He had asked Meredith to join him tonight during the early evening hours, when the temperature had already begun to rapidly plummet. He knew it would likely drop to 30 below tonight, but she was a proud woman, and as tough as they came. She had smiled and touched his face, “You are a kind soul, Val, but I’ll be just fine.” But Val knew that the four blankets she had were not enough to keep her warm against such dangerously low temps. 

He pulled his mittens off, then hers. Her fingers were ice cold, so he pushed them down inside his pants until they rested against his inner thighs, the cold shocking him. 

Meredith tried to pull them out with a weak protest, but Val shushed her quietly, “This is the warmest part of my body. You need to warm your fingers or you could lose them to frostbite.”

She sighed, then nodded and flattened her hands against his skin. He closed his legs, enveloping her hands with warmth.

After fifteen minutes, Meredith had stopped shivering, and her hands had finally warmed up somewhat. She snuggled closer to Val and whispered, “You were right about the cold, Val. Thanks for inviting me in.”

He smiled in the darkness. “You can stay here as long as you need, but I think you should go to a shelter tomorrow, at least for a few days until it warms up outside again.”

Meredith didn’t say anything, and he knew she wouldn’t respond to his request. She had been living on the street for as long as him, and like himself, her demons would keep her out here.

She leaned forward and kissed his cheek. “You know what day it is?”

“I have absolutely no idea.” 

Meredith chuckled, “Just like a man to forget. It’s Valentine’s Day, Val.”

Val smiled. He knew it was Valentine’s Day. And Meredith knew that he hadn’t forgotten the day. It was a ritual they performed every year.

She snuggled closer. “I have a present for you.”

“But I didn’t get you anything, Meredith.” 

Her hand slid up his thigh but stopped just short of his private area. “Do you want your present?”

Meredith’s husband had killed their daughter Annie, and had raped and left Meredith for dead. She had spent a month in the hospital, but her mind could not heal, so she had come to live on the street and had been here ever since. Just the thought of sex was a horror to her. So, her offer to Val every Valentine’s Day showed her love for him beyond what he deserved.

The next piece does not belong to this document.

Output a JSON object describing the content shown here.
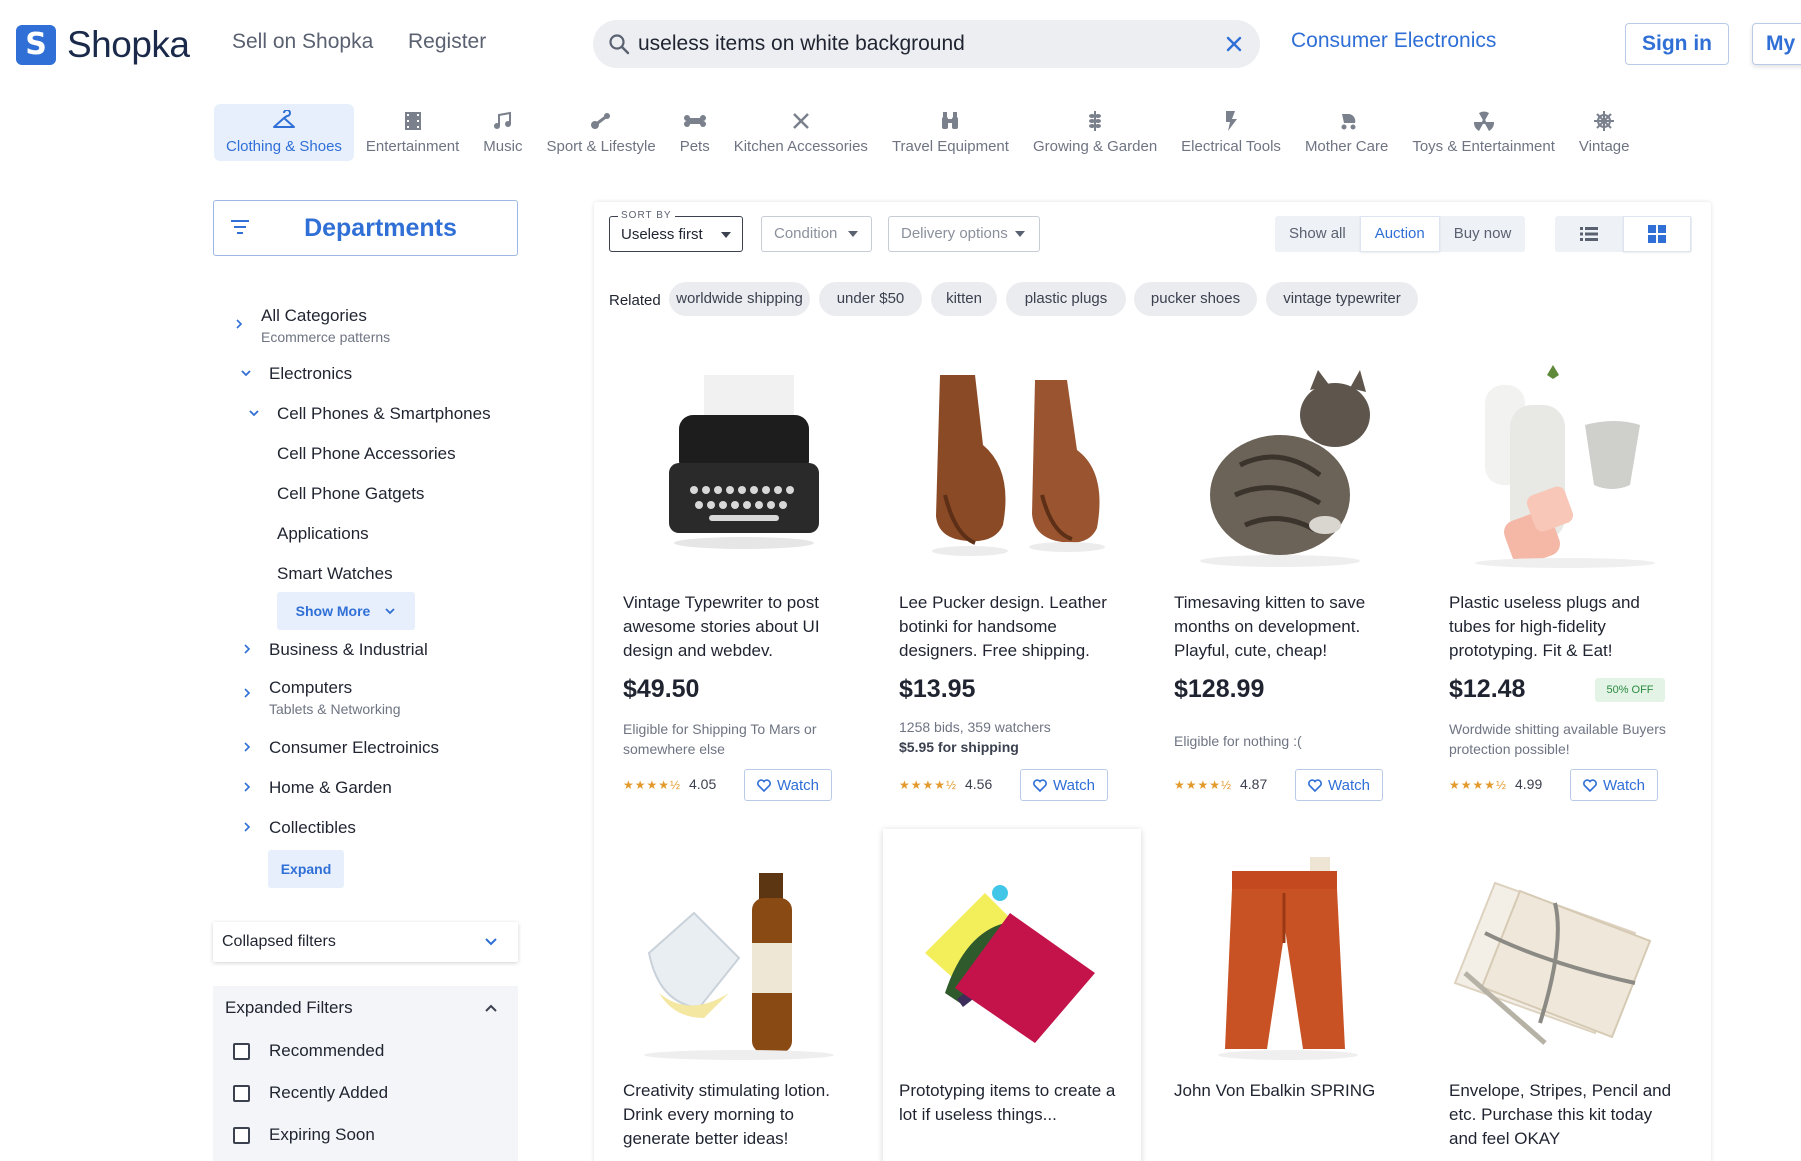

Val solemnly gave her the same answer he gave her every Valentine’s Day, “Not this year, dear Meredith. But maybe next year?”

She snuggled closer to him, taking her hands out of his pants and laying her head against his chest. Her voice softly filled the sleeping bag, “Thank you, Val.”

He kissed the top of her head and held her tightly. “Happy Valentine’s Day, dear.”

They both settled into a comfortable sleep, each keeping the other warm.

In the morning, Val awakened to her cold and stiff body next to his. She had been having severe headaches, along with bouts of double vision, a sign of a tumor or aneurysm in her brain. Val had asked to take her to the hospital once, but she had said no. Now it was too late. 

Val closed his eyes tightly against the tears that welled up. He softly stroked her hair and kissed her head. “Goodbye, dear Meredith. Please give Annie a hug for me.” 

He held Meredith for most of the morning, then unzipped the sleeping bag and crawled out of his box. He struggled to his feet, swaying a few moments before getting his balance. Val tilted his head back and closed his eyes to the bright sun, his nose going numb in seconds from the extreme cold. Straightening his shoulders, he walked to the nearest street corner and hailed a taxi. Surprised when one actually stopped, he climbed into the back seat and handed a crumpled twenty-dollar bill to the driver. “Please take me to the hospital.”

He looked out the dirty window to get one final glance at his cardboard home where Meredith lay before the taxi sped away. He would call the police from the hospital to report her passing. 

Val leaned his head against the seat with a sigh, then closed his eyes and whispered, “I’ll see you soon, Meredith, but hopefully just not yet.”

About Dean

Find out more about Dean Lappi from his Amazon Author page.